Exercise brief =
The records that follow should be copied out exactly, pictures excluded.

Given entries =

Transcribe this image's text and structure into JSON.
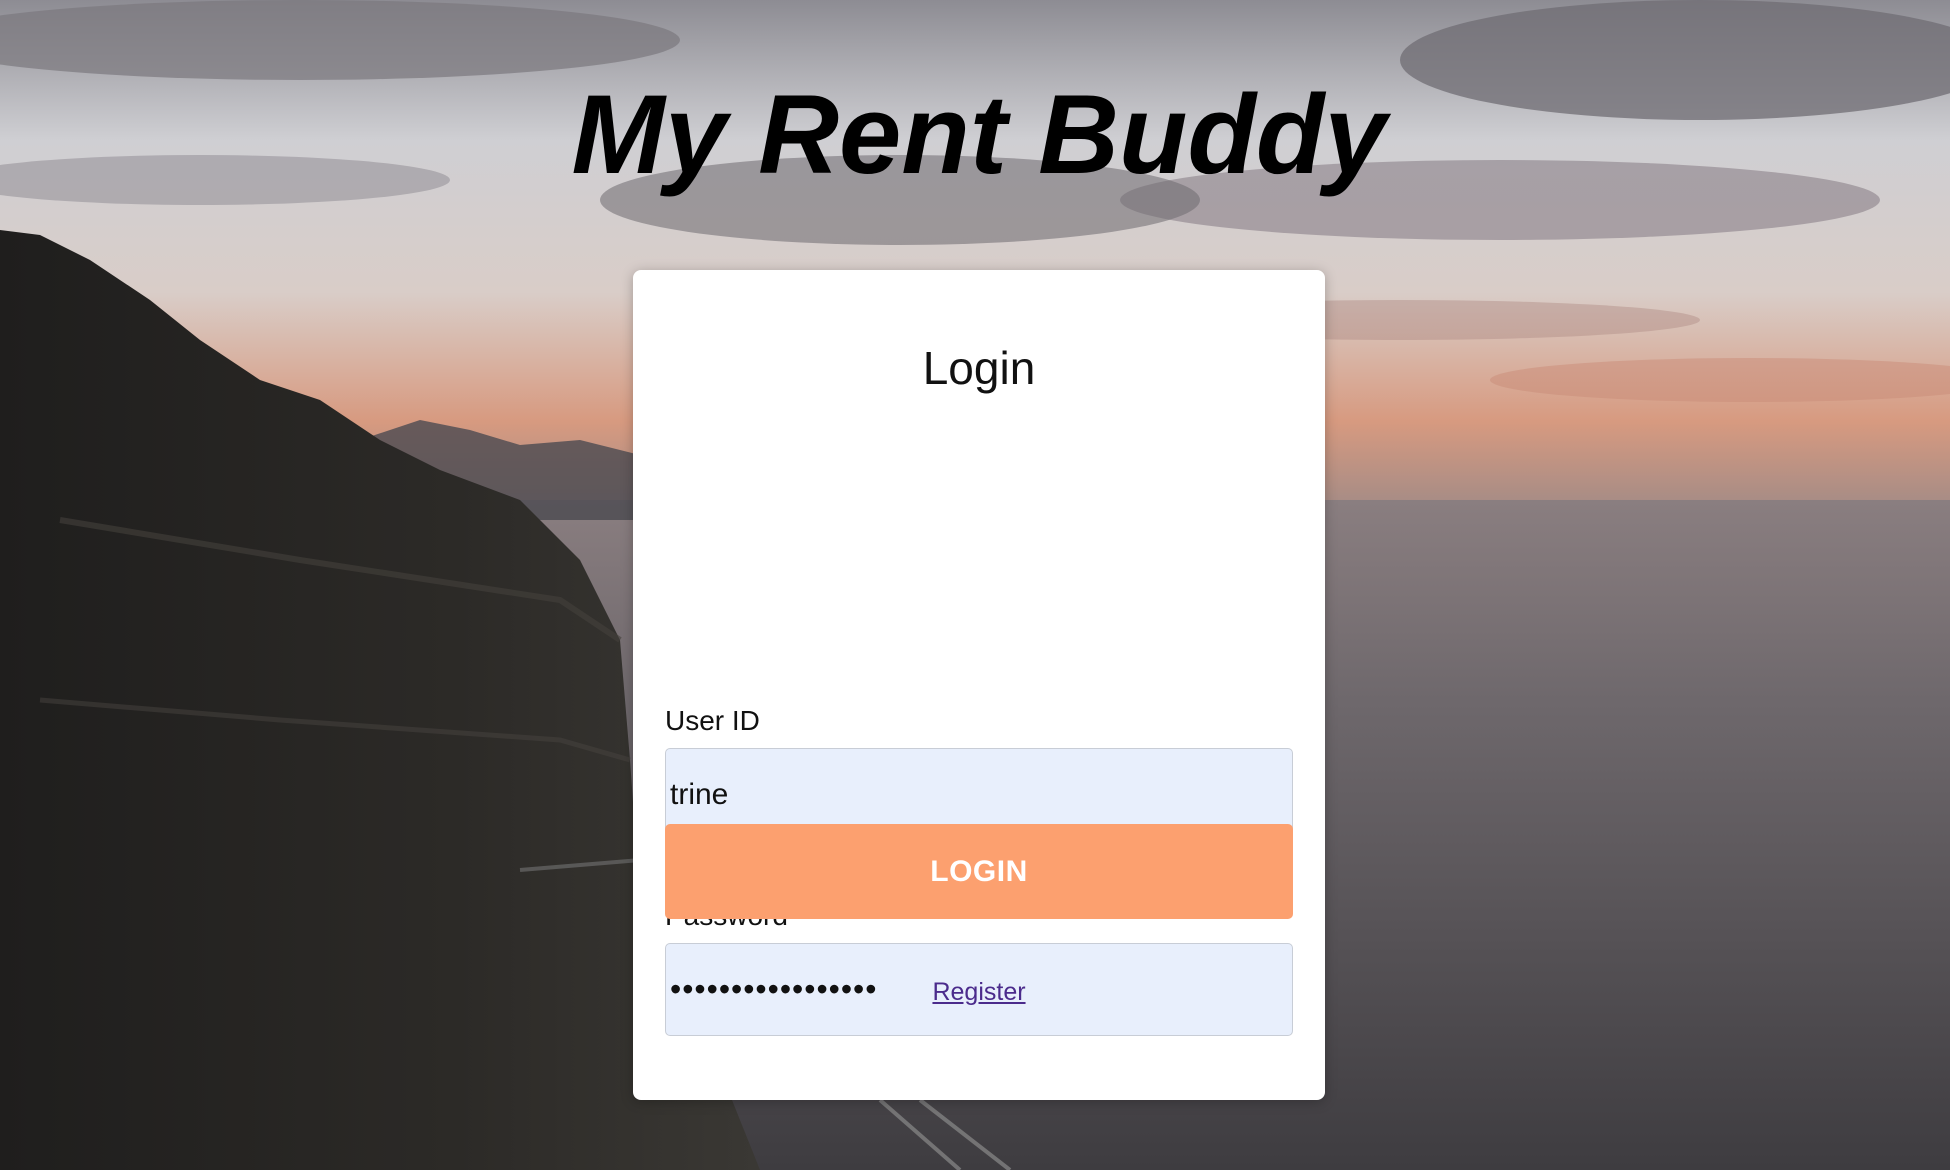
{
  "app": {
    "title": "My Rent Buddy"
  },
  "login_form": {
    "heading": "Login",
    "user_id": {
      "label": "User ID",
      "value": "trine"
    },
    "password": {
      "label": "Password",
      "value": "•••••••••••••••••"
    },
    "submit_label": "LOGIN",
    "register_link": "Register"
  },
  "colors": {
    "button_bg": "#fca06f",
    "input_bg": "#e8effc",
    "link": "#4b2b8c"
  }
}
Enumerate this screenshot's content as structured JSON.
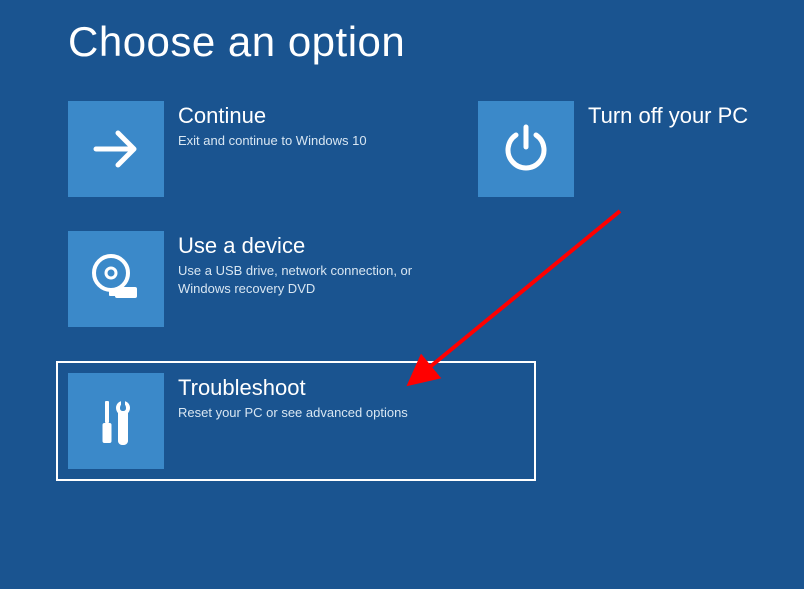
{
  "page": {
    "title": "Choose an option"
  },
  "tiles": {
    "continue": {
      "title": "Continue",
      "desc": "Exit and continue to Windows 10"
    },
    "turnoff": {
      "title": "Turn off your PC",
      "desc": ""
    },
    "usedevice": {
      "title": "Use a device",
      "desc": "Use a USB drive, network connection, or Windows recovery DVD"
    },
    "troubleshoot": {
      "title": "Troubleshoot",
      "desc": "Reset your PC or see advanced options"
    }
  },
  "colors": {
    "background": "#1a5490",
    "tile": "#3b89c9",
    "text": "#ffffff",
    "desc": "#d8e6f2",
    "arrow": "#ff0000"
  }
}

Answer area =
Transcribe this image's text and structure into JSON.
{
  "app": {
    "title": "My Rent Buddy"
  },
  "login_form": {
    "heading": "Login",
    "user_id": {
      "label": "User ID",
      "value": "trine"
    },
    "password": {
      "label": "Password",
      "value": "•••••••••••••••••"
    },
    "submit_label": "LOGIN",
    "register_link": "Register"
  },
  "colors": {
    "button_bg": "#fca06f",
    "input_bg": "#e8effc",
    "link": "#4b2b8c"
  }
}
Enumerate this screenshot's content as structured JSON.
{
  "page": {
    "title": "Choose an option"
  },
  "tiles": {
    "continue": {
      "title": "Continue",
      "desc": "Exit and continue to Windows 10"
    },
    "turnoff": {
      "title": "Turn off your PC",
      "desc": ""
    },
    "usedevice": {
      "title": "Use a device",
      "desc": "Use a USB drive, network connection, or Windows recovery DVD"
    },
    "troubleshoot": {
      "title": "Troubleshoot",
      "desc": "Reset your PC or see advanced options"
    }
  },
  "colors": {
    "background": "#1a5490",
    "tile": "#3b89c9",
    "text": "#ffffff",
    "desc": "#d8e6f2",
    "arrow": "#ff0000"
  }
}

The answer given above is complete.